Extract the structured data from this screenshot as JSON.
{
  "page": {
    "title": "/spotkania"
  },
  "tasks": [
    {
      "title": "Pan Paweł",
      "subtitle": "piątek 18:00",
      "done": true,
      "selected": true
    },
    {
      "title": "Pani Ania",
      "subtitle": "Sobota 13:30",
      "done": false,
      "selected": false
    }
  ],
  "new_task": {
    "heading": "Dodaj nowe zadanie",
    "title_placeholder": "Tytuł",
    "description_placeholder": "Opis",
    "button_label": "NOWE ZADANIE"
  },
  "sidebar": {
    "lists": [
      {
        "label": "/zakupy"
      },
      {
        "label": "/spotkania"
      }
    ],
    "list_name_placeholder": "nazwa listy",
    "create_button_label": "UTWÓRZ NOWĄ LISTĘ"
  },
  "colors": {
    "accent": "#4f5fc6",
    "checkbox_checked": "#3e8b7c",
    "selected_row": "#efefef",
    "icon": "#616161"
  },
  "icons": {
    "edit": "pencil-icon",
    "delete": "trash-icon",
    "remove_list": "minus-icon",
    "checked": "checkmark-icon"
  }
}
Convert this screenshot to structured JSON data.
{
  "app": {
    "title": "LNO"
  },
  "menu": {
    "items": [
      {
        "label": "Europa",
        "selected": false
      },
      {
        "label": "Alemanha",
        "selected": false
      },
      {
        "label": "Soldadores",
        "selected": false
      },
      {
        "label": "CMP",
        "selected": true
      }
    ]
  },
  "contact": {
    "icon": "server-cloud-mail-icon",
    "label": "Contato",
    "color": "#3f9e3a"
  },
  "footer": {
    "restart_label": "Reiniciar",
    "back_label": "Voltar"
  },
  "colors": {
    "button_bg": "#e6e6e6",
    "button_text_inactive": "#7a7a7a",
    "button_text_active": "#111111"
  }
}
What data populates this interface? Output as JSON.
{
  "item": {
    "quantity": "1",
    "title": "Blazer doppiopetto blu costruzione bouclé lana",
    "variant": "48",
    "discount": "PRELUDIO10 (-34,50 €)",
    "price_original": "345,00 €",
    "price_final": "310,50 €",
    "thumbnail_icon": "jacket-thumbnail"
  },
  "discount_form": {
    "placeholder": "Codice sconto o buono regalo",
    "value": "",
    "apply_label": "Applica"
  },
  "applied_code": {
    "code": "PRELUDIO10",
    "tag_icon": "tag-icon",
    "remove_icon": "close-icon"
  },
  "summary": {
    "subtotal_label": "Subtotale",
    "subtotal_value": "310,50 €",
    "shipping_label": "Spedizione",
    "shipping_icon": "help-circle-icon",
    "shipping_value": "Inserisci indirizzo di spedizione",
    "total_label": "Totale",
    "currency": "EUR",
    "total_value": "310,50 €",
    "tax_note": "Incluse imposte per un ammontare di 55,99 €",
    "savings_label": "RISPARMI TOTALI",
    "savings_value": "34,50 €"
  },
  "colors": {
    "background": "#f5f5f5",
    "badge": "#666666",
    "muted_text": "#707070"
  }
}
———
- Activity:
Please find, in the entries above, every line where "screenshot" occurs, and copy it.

- Problem solution:
Extract the structured data from this screenshot as JSON.
Convert this screenshot to structured JSON data.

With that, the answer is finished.